Figure 2: View of the back side of the DIN mounted PLC and relay. The circle section identifies the relay’s quick release spring loaded mechanism. The PLC shares a similar clip mechanism however it is hidden inside the PLC body.

Figure 3: A screwdriver may be used to quickly remove a DIN rail mounted device by applying pressure to the release tab. This picture shows the relay in the process of being removed.

What are the grounding precautions for DIN rail components?

Close inspection of Figure 2 shows that the PLC and relay are electrically isolated from the DIN rail via plastic connections. This is perfectly acceptable for many components. However, there are DIN rail components specifically designed for line-powered devices that require solid grounding. This is a critical safety consideration to prevent electrical shock. As a general statement all exposed metal surfaces must share a common safety ground.

A representative Phoenix Contact ground module terminal block is shown in Figure 4. Close inspection reveals that the internal bus connection is tied to a metallic spring. When installed, this spring will make a low resistance connection with the steel or aluminum DIN rail.

A full description of control panel grounding and bonding is beyond the scope of this article. For additional information please refer to UL 508A Standard. The link will bring you to a training page to get you started with certified panel shop.

Figure 4: Picture of a ground module terminal block. The prominent metal spring provides a low resistance connection to the DIN rail.

Conclusion

This engineering brief serves as an introduction to DIN rail components. It provides a first look at the DIN rail standard and offer tips to get you started. By now you should have a clear understanding of up vs down in a control panel.

Be sure to test your knowledge by answering the questions located at the end of this note. Also, please leave your comments and suggestions in the space below.

Best Wishes,

APDahlen

Return to the Industrial Control and Automation Index.

About the author

Aaron Dahlen, LCDR USCG (Ret.), serves as an application engineer at DigiKey. He has a unique electronics and automation foundation built over a 27-year military career as a technician and engineer which was further enhanced by 12 years of teaching (interwoven). With an MSEE degree from Minnesota State University, Mankato, Dahlen has taught in an ABET accredited EE program, served as the program coordinator for an EET program, and taught component-level repair to military electronics technicians. Dahlen has returned to his Northern Minnesota home and thoroughly enjoys researching and writing articles such as this. LinkedIn | Aaron Dahlen - Application Engineer - DigiKey

Questions:

  1. T/F: A DIN rail mounted component clips into the top of the rail and snaps into the lower.

  2. T/F: The physical orientation of a DIN rail component may be strictly determined by the components text.

  3. T/F: The DIN rail standard included torque specification for the PLC’s wire terminals.

  4. T/F: The screw clamp for the DIN rail end-stop as shown in Figure 4 would face down.

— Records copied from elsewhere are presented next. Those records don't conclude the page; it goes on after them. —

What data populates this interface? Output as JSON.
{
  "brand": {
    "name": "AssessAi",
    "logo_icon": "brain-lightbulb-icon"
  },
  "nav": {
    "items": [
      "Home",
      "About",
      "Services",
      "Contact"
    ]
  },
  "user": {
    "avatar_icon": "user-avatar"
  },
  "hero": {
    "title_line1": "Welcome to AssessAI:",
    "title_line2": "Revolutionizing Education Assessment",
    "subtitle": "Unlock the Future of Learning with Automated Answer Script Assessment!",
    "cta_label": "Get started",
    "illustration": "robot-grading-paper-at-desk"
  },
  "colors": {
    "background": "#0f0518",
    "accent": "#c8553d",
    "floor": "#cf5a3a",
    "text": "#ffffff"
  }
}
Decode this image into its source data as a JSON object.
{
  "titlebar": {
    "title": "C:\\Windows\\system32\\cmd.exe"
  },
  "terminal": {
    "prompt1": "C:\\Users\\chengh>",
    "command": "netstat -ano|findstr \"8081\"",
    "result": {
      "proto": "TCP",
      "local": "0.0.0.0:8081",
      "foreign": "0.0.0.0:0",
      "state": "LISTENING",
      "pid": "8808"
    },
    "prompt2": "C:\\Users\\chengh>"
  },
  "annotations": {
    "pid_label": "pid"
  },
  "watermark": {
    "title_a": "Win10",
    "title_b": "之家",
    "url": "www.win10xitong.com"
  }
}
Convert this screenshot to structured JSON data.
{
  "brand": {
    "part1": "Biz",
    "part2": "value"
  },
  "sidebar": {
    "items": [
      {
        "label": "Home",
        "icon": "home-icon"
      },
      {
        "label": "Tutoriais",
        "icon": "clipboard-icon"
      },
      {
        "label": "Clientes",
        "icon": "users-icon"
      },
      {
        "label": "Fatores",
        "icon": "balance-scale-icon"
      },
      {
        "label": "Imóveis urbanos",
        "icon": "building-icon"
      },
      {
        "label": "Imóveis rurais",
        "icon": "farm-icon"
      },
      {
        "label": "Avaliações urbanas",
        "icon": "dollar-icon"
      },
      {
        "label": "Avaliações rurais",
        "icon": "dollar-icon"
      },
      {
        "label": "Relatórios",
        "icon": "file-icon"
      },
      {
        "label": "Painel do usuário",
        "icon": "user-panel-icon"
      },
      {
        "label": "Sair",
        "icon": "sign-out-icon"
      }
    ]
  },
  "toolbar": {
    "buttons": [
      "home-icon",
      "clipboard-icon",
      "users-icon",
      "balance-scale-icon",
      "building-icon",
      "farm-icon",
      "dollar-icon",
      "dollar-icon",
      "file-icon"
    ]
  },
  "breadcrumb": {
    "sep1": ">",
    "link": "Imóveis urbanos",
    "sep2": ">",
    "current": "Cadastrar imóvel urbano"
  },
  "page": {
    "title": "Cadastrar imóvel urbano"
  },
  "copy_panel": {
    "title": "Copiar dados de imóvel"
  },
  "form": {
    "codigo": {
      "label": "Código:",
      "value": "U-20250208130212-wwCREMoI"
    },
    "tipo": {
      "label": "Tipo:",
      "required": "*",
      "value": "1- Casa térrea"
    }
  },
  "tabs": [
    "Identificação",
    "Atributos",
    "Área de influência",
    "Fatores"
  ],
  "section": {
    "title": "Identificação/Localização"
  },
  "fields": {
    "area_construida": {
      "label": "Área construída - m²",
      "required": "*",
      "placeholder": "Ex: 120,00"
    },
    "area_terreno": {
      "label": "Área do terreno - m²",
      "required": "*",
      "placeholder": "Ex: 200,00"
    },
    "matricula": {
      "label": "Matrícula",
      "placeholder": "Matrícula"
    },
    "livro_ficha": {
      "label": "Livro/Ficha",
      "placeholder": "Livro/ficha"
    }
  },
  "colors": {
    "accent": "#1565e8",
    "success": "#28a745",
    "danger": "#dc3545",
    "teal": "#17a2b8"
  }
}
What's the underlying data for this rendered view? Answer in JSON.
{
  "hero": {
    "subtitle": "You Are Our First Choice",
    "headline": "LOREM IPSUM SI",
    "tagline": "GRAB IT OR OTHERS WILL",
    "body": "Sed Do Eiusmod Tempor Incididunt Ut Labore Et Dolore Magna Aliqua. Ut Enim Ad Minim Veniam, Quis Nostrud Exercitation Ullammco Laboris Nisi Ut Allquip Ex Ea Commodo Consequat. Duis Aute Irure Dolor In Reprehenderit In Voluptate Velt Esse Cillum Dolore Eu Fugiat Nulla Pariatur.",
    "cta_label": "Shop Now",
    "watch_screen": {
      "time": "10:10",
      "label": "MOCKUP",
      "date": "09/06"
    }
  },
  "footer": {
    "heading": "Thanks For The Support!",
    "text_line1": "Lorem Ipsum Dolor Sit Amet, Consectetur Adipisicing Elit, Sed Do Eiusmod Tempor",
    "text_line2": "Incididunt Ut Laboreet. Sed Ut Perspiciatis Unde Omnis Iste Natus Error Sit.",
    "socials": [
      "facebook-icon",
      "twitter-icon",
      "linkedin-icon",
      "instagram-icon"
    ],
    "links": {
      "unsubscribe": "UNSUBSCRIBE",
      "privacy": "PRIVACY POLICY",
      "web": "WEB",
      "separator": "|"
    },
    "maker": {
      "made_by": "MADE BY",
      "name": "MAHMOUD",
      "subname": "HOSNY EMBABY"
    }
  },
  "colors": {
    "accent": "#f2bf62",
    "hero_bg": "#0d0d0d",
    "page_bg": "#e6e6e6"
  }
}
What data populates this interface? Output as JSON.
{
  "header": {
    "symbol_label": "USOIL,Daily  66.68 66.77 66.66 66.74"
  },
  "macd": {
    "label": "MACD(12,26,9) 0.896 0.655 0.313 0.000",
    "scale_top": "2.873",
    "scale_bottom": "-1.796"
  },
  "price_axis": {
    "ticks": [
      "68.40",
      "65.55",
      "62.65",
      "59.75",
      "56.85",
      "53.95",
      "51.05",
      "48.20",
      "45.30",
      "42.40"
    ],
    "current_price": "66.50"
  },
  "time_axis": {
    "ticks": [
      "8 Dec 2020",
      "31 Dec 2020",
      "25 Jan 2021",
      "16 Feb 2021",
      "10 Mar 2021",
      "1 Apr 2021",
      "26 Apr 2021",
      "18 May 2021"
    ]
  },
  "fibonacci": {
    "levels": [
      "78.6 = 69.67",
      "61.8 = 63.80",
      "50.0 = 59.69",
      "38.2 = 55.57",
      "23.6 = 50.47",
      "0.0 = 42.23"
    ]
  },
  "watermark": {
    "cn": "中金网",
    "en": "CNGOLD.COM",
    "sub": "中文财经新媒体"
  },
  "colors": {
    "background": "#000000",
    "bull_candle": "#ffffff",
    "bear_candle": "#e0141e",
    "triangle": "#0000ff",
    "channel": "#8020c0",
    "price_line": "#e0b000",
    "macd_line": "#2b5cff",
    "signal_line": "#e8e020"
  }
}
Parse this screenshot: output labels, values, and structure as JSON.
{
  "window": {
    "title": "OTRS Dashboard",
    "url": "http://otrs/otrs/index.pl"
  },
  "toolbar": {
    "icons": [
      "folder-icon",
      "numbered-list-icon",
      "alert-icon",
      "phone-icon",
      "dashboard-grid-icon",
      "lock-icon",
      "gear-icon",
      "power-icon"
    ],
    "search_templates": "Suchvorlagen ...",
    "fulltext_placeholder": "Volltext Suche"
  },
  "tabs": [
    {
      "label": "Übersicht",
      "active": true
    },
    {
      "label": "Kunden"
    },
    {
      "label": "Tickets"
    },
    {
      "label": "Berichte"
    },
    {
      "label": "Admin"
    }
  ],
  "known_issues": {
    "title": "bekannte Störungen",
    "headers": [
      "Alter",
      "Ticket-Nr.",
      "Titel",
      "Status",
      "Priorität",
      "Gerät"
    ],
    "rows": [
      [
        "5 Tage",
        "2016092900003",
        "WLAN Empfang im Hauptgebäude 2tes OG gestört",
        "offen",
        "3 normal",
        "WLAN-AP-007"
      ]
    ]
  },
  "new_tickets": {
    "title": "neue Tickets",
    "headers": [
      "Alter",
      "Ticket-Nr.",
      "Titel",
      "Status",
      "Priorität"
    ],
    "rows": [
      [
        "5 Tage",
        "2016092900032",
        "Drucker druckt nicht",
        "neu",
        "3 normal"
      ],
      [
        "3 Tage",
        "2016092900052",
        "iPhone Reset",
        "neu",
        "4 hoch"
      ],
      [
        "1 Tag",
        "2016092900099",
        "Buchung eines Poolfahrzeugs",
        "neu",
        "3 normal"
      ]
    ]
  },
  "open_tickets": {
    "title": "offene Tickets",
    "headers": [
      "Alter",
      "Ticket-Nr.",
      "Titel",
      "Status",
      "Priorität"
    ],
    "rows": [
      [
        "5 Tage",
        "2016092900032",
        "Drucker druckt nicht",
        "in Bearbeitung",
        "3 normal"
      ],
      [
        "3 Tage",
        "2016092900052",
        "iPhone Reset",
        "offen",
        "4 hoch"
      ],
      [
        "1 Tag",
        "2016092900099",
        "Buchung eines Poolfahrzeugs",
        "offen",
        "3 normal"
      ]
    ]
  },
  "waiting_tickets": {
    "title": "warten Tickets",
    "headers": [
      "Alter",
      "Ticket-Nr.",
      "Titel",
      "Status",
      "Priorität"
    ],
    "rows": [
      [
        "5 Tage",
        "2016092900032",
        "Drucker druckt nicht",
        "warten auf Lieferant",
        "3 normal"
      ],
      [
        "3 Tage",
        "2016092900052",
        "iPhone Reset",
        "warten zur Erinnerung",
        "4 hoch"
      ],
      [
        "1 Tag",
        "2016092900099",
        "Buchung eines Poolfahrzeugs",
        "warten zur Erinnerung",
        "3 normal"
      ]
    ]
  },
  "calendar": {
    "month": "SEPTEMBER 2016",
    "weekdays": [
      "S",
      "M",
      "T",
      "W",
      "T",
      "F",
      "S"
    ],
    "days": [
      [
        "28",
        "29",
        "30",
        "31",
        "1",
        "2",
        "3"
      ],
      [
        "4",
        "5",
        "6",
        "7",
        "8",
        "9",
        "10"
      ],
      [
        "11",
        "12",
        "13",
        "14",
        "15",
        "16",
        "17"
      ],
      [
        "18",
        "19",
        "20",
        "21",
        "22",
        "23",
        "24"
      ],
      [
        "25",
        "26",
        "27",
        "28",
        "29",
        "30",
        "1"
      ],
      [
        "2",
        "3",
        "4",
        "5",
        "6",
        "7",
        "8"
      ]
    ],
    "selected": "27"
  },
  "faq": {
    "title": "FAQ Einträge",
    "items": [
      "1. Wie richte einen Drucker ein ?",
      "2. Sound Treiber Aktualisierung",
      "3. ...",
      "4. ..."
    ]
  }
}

  5. Sketch cross sections of Top Hat, C, and G DIN rail.

  6. Define the term “standard” as applied to DIN rail.

  7. Define the term “interoperability” as applied to DIN rail.

  8. Suppose a DIN rail mounted component is hooked but not clipped into the rail. How would you locate this improper installation? For full credit, describe the motion you would use to detect the anomaly.

  9. What is the significance of a green or green/yellow stripe colored terminal block? Research the significance and precautions taken with these unique devices.

Figure 4: Picture of a DIN rail end stop.

Critical thinking questions:

  1. Identify and describe at least three additional standards that may be encountered in an industrial control panel. For full credit, include at least one safety standard.

  2. Speculate as to why Top Hat has gained popularity.

  3. What precautions should be taken to ground DIN rail and DIN rail mounted components?

  4. Research and then describe the physical limitation of a single DIN rail when used for Variable Frequency Drives (VFD). Specifically, what is the DIN rail limitation in terms of drive horsepower?

  5. DIN rail is occasionally mounted vertically in a control panel. Look online for examples to determine what panel builders describe as “up”.